[THE PROBLEM]: Below are the records; count the lines that include the string "title" and give only that number.

[EXTRACTED DATA]:
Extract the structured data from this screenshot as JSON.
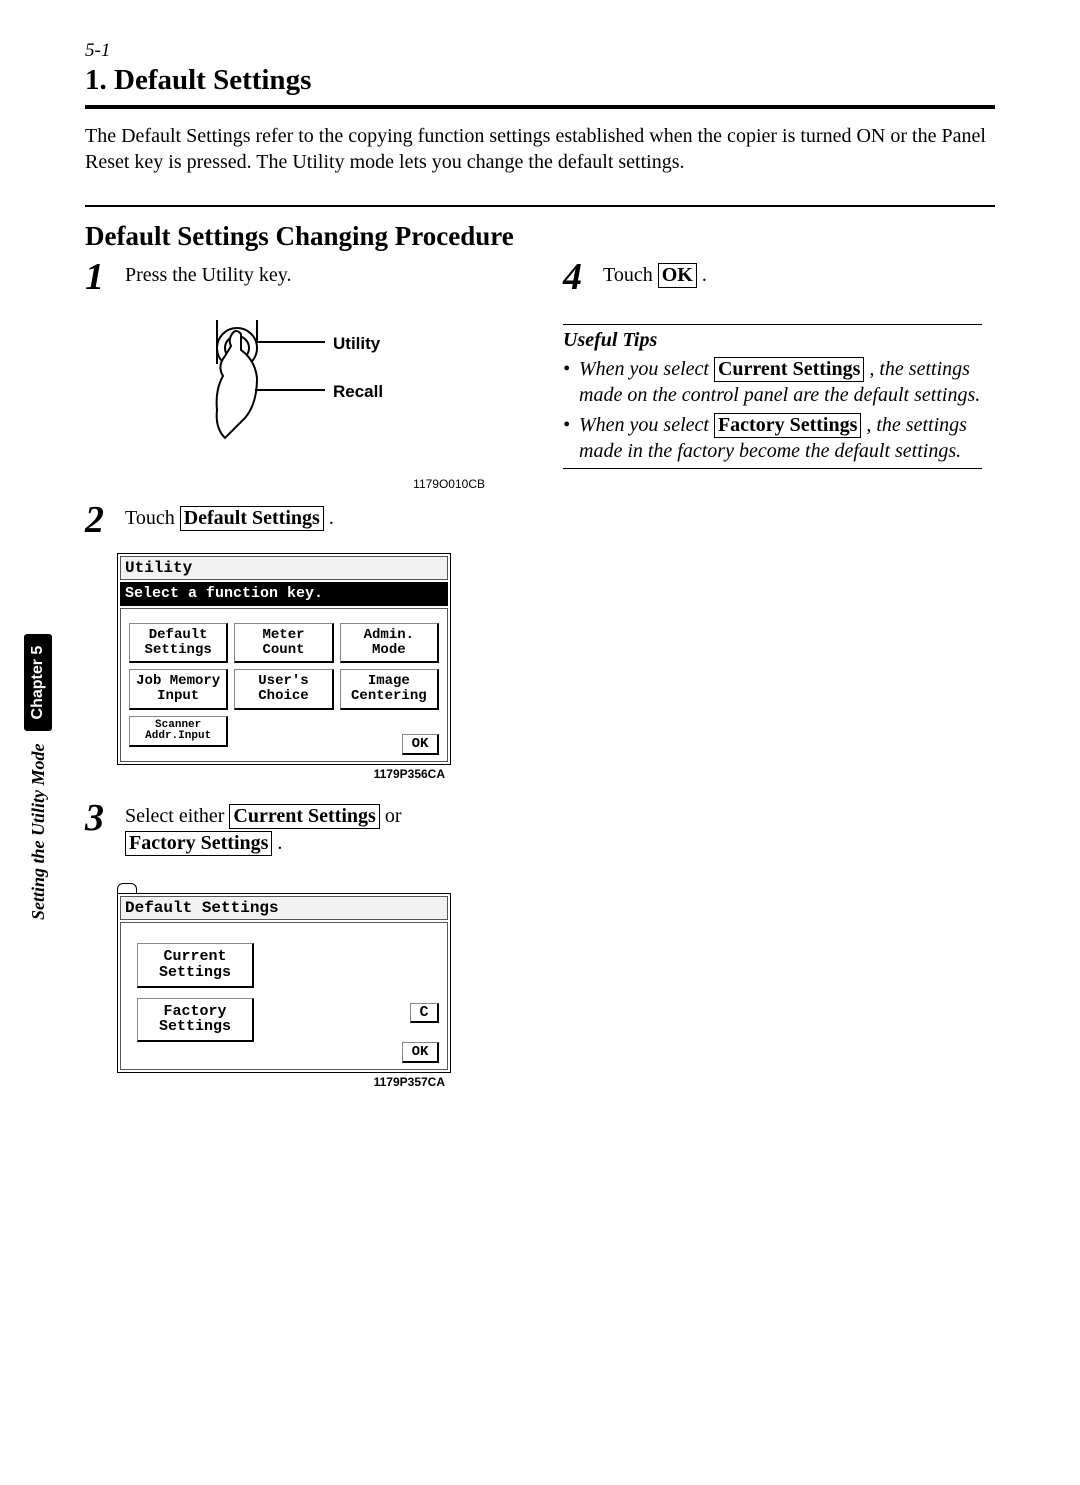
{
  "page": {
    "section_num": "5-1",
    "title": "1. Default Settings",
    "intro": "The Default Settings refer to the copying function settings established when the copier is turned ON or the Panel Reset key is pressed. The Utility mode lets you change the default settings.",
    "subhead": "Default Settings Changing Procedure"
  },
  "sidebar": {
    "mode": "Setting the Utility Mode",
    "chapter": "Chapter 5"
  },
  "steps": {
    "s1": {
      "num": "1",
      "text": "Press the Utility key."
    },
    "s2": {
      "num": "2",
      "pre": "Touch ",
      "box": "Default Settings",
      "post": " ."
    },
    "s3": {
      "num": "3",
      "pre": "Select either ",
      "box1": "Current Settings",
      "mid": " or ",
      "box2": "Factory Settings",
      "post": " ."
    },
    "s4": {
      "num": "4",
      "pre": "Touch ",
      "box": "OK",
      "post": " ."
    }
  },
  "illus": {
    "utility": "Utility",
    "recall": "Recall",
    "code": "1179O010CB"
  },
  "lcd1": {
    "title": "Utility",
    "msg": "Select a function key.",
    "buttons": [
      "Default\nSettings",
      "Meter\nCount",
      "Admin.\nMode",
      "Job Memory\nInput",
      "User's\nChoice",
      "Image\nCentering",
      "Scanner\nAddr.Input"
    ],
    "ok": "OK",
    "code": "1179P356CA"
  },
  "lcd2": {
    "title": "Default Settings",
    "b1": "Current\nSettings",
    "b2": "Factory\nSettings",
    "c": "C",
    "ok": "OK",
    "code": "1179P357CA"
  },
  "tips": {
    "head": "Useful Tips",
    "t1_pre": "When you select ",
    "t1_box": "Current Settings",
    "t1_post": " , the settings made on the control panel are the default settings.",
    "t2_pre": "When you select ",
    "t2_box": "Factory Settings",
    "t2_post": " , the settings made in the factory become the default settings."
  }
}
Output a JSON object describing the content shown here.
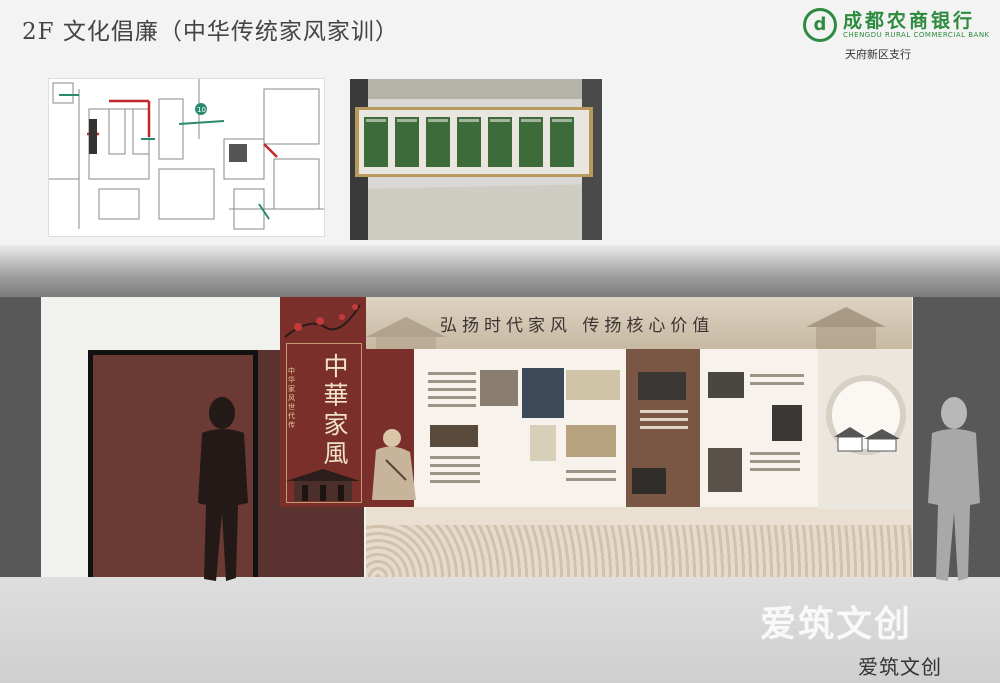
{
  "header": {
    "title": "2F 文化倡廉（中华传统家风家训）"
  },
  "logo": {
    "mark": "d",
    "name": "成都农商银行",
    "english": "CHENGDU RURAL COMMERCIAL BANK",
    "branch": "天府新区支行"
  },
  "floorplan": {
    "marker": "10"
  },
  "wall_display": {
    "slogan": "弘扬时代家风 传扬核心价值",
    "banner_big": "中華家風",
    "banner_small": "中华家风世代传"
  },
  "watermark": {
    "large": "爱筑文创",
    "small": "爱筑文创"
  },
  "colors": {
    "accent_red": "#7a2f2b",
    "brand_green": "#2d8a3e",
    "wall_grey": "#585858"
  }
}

[RESPONSE]: 4